**** PROVIDED ENTRIES ****

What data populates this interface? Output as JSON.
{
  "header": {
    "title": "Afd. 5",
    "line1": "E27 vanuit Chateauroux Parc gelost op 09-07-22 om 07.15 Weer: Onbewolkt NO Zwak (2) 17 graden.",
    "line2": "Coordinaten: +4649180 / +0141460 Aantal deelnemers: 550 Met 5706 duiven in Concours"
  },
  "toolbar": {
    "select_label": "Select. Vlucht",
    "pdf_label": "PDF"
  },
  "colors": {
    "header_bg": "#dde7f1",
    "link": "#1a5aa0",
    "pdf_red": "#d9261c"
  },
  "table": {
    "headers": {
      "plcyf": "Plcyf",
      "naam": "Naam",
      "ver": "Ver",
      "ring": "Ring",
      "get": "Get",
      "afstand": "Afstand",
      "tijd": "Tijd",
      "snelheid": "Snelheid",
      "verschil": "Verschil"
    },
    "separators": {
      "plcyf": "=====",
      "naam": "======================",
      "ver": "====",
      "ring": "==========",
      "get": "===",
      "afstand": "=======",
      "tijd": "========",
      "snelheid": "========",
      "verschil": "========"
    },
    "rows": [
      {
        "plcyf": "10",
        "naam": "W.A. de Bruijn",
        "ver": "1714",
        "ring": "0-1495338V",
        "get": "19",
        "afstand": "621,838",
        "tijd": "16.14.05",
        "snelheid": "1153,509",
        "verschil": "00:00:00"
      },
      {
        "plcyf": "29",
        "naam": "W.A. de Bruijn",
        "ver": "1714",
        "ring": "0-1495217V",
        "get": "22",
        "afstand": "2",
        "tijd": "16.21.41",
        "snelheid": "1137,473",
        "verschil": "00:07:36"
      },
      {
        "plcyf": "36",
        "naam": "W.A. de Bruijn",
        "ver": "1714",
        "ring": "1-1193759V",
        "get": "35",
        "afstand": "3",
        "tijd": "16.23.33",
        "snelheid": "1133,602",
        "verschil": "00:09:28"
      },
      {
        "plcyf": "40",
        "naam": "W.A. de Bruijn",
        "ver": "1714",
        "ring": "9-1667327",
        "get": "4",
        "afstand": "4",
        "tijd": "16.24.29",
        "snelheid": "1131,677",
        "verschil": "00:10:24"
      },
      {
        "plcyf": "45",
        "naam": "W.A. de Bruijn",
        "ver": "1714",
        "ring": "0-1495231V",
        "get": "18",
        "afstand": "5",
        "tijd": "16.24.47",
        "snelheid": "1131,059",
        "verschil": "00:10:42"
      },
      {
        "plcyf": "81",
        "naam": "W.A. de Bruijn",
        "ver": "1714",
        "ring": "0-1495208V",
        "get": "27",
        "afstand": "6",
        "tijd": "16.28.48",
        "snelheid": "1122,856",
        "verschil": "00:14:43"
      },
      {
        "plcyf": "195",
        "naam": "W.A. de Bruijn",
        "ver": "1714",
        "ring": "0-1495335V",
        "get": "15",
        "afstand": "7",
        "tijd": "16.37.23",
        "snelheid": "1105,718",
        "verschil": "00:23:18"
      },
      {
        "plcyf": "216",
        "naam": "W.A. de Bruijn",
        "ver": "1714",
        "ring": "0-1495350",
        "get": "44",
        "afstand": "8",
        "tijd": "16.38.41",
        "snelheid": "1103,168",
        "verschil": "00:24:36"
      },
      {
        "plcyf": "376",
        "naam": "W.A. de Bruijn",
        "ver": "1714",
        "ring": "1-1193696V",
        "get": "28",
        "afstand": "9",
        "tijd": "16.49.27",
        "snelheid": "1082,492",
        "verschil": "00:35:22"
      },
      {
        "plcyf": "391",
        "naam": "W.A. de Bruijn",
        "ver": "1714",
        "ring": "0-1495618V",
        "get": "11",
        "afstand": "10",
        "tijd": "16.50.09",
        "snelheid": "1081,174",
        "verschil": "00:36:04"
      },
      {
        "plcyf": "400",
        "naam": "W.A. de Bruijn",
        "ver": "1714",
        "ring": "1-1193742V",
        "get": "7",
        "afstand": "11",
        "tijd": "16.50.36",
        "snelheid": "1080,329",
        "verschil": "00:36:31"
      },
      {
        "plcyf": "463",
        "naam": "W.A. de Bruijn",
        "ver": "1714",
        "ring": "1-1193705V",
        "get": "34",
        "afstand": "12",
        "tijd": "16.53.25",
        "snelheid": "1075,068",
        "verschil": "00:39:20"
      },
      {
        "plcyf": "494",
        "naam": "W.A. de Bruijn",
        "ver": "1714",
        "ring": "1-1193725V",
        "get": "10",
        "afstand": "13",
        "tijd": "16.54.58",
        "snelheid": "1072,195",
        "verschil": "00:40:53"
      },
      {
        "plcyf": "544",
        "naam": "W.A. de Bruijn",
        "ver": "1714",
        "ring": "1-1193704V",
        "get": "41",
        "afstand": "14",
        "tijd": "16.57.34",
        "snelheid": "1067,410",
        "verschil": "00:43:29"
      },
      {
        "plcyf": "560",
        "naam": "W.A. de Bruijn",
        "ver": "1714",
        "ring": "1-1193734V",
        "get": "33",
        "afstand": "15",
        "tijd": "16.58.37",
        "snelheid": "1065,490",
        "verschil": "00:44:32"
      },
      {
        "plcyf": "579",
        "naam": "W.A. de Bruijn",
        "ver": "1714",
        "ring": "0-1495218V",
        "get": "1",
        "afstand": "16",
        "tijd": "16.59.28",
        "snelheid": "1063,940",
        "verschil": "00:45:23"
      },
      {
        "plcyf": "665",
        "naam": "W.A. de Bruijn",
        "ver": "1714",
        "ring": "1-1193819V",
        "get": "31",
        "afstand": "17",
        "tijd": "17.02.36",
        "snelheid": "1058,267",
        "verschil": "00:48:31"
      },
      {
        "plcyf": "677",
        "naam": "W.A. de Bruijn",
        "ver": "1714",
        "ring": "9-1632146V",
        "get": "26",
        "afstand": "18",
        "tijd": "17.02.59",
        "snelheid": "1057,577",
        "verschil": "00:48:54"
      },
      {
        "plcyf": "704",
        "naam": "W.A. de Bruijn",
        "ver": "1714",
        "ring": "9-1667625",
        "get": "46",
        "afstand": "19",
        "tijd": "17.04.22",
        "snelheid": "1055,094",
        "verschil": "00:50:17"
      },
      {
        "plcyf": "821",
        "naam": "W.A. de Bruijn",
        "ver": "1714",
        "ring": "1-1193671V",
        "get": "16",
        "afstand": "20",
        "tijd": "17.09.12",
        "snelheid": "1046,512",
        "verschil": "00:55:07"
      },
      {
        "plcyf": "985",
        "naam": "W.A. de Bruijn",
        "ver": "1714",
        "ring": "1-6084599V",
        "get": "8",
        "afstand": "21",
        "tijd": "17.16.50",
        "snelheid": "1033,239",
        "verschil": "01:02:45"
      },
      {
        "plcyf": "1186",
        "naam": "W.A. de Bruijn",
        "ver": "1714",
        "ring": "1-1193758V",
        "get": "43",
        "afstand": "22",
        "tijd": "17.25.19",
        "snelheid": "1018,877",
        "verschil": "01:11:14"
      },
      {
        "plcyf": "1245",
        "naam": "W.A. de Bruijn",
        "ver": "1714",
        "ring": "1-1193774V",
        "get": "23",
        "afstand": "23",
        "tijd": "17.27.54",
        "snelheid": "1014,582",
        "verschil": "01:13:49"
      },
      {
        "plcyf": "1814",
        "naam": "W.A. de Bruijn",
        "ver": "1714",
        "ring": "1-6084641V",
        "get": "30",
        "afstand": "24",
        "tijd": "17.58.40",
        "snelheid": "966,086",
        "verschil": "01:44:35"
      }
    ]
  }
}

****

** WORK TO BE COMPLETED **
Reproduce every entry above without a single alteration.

** YOUR RESPONSE **
What data populates this interface? Output as JSON.
{
  "header": {
    "title": "Afd. 5",
    "line1": "E27 vanuit Chateauroux Parc gelost op 09-07-22 om 07.15 Weer: Onbewolkt NO Zwak (2) 17 graden.",
    "line2": "Coordinaten: +4649180 / +0141460 Aantal deelnemers: 550 Met 5706 duiven in Concours"
  },
  "toolbar": {
    "select_label": "Select. Vlucht",
    "pdf_label": "PDF"
  },
  "colors": {
    "header_bg": "#dde7f1",
    "link": "#1a5aa0",
    "pdf_red": "#d9261c"
  },
  "table": {
    "headers": {
      "plcyf": "Plcyf",
      "naam": "Naam",
      "ver": "Ver",
      "ring": "Ring",
      "get": "Get",
      "afstand": "Afstand",
      "tijd": "Tijd",
      "snelheid": "Snelheid",
      "verschil": "Verschil"
    },
    "separators": {
      "plcyf": "=====",
      "naam": "======================",
      "ver": "====",
      "ring": "==========",
      "get": "===",
      "afstand": "=======",
      "tijd": "========",
      "snelheid": "========",
      "verschil": "========"
    },
    "rows": [
      {
        "plcyf": "10",
        "naam": "W.A. de Bruijn",
        "ver": "1714",
        "ring": "0-1495338V",
        "get": "19",
        "afstand": "621,838",
        "tijd": "16.14.05",
        "snelheid": "1153,509",
        "verschil": "00:00:00"
      },
      {
        "plcyf": "29",
        "naam": "W.A. de Bruijn",
        "ver": "1714",
        "ring": "0-1495217V",
        "get": "22",
        "afstand": "2",
        "tijd": "16.21.41",
        "snelheid": "1137,473",
        "verschil": "00:07:36"
      },
      {
        "plcyf": "36",
        "naam": "W.A. de Bruijn",
        "ver": "1714",
        "ring": "1-1193759V",
        "get": "35",
        "afstand": "3",
        "tijd": "16.23.33",
        "snelheid": "1133,602",
        "verschil": "00:09:28"
      },
      {
        "plcyf": "40",
        "naam": "W.A. de Bruijn",
        "ver": "1714",
        "ring": "9-1667327",
        "get": "4",
        "afstand": "4",
        "tijd": "16.24.29",
        "snelheid": "1131,677",
        "verschil": "00:10:24"
      },
      {
        "plcyf": "45",
        "naam": "W.A. de Bruijn",
        "ver": "1714",
        "ring": "0-1495231V",
        "get": "18",
        "afstand": "5",
        "tijd": "16.24.47",
        "snelheid": "1131,059",
        "verschil": "00:10:42"
      },
      {
        "plcyf": "81",
        "naam": "W.A. de Bruijn",
        "ver": "1714",
        "ring": "0-1495208V",
        "get": "27",
        "afstand": "6",
        "tijd": "16.28.48",
        "snelheid": "1122,856",
        "verschil": "00:14:43"
      },
      {
        "plcyf": "195",
        "naam": "W.A. de Bruijn",
        "ver": "1714",
        "ring": "0-1495335V",
        "get": "15",
        "afstand": "7",
        "tijd": "16.37.23",
        "snelheid": "1105,718",
        "verschil": "00:23:18"
      },
      {
        "plcyf": "216",
        "naam": "W.A. de Bruijn",
        "ver": "1714",
        "ring": "0-1495350",
        "get": "44",
        "afstand": "8",
        "tijd": "16.38.41",
        "snelheid": "1103,168",
        "verschil": "00:24:36"
      },
      {
        "plcyf": "376",
        "naam": "W.A. de Bruijn",
        "ver": "1714",
        "ring": "1-1193696V",
        "get": "28",
        "afstand": "9",
        "tijd": "16.49.27",
        "snelheid": "1082,492",
        "verschil": "00:35:22"
      },
      {
        "plcyf": "391",
        "naam": "W.A. de Bruijn",
        "ver": "1714",
        "ring": "0-1495618V",
        "get": "11",
        "afstand": "10",
        "tijd": "16.50.09",
        "snelheid": "1081,174",
        "verschil": "00:36:04"
      },
      {
        "plcyf": "400",
        "naam": "W.A. de Bruijn",
        "ver": "1714",
        "ring": "1-1193742V",
        "get": "7",
        "afstand": "11",
        "tijd": "16.50.36",
        "snelheid": "1080,329",
        "verschil": "00:36:31"
      },
      {
        "plcyf": "463",
        "naam": "W.A. de Bruijn",
        "ver": "1714",
        "ring": "1-1193705V",
        "get": "34",
        "afstand": "12",
        "tijd": "16.53.25",
        "snelheid": "1075,068",
        "verschil": "00:39:20"
      },
      {
        "plcyf": "494",
        "naam": "W.A. de Bruijn",
        "ver": "1714",
        "ring": "1-1193725V",
        "get": "10",
        "afstand": "13",
        "tijd": "16.54.58",
        "snelheid": "1072,195",
        "verschil": "00:40:53"
      },
      {
        "plcyf": "544",
        "naam": "W.A. de Bruijn",
        "ver": "1714",
        "ring": "1-1193704V",
        "get": "41",
        "afstand": "14",
        "tijd": "16.57.34",
        "snelheid": "1067,410",
        "verschil": "00:43:29"
      },
      {
        "plcyf": "560",
        "naam": "W.A. de Bruijn",
        "ver": "1714",
        "ring": "1-1193734V",
        "get": "33",
        "afstand": "15",
        "tijd": "16.58.37",
        "snelheid": "1065,490",
        "verschil": "00:44:32"
      },
      {
        "plcyf": "579",
        "naam": "W.A. de Bruijn",
        "ver": "1714",
        "ring": "0-1495218V",
        "get": "1",
        "afstand": "16",
        "tijd": "16.59.28",
        "snelheid": "1063,940",
        "verschil": "00:45:23"
      },
      {
        "plcyf": "665",
        "naam": "W.A. de Bruijn",
        "ver": "1714",
        "ring": "1-1193819V",
        "get": "31",
        "afstand": "17",
        "tijd": "17.02.36",
        "snelheid": "1058,267",
        "verschil": "00:48:31"
      },
      {
        "plcyf": "677",
        "naam": "W.A. de Bruijn",
        "ver": "1714",
        "ring": "9-1632146V",
        "get": "26",
        "afstand": "18",
        "tijd": "17.02.59",
        "snelheid": "1057,577",
        "verschil": "00:48:54"
      },
      {
        "plcyf": "704",
        "naam": "W.A. de Bruijn",
        "ver": "1714",
        "ring": "9-1667625",
        "get": "46",
        "afstand": "19",
        "tijd": "17.04.22",
        "snelheid": "1055,094",
        "verschil": "00:50:17"
      },
      {
        "plcyf": "821",
        "naam": "W.A. de Bruijn",
        "ver": "1714",
        "ring": "1-1193671V",
        "get": "16",
        "afstand": "20",
        "tijd": "17.09.12",
        "snelheid": "1046,512",
        "verschil": "00:55:07"
      },
      {
        "plcyf": "985",
        "naam": "W.A. de Bruijn",
        "ver": "1714",
        "ring": "1-6084599V",
        "get": "8",
        "afstand": "21",
        "tijd": "17.16.50",
        "snelheid": "1033,239",
        "verschil": "01:02:45"
      },
      {
        "plcyf": "1186",
        "naam": "W.A. de Bruijn",
        "ver": "1714",
        "ring": "1-1193758V",
        "get": "43",
        "afstand": "22",
        "tijd": "17.25.19",
        "snelheid": "1018,877",
        "verschil": "01:11:14"
      },
      {
        "plcyf": "1245",
        "naam": "W.A. de Bruijn",
        "ver": "1714",
        "ring": "1-1193774V",
        "get": "23",
        "afstand": "23",
        "tijd": "17.27.54",
        "snelheid": "1014,582",
        "verschil": "01:13:49"
      },
      {
        "plcyf": "1814",
        "naam": "W.A. de Bruijn",
        "ver": "1714",
        "ring": "1-6084641V",
        "get": "30",
        "afstand": "24",
        "tijd": "17.58.40",
        "snelheid": "966,086",
        "verschil": "01:44:35"
      }
    ]
  }
}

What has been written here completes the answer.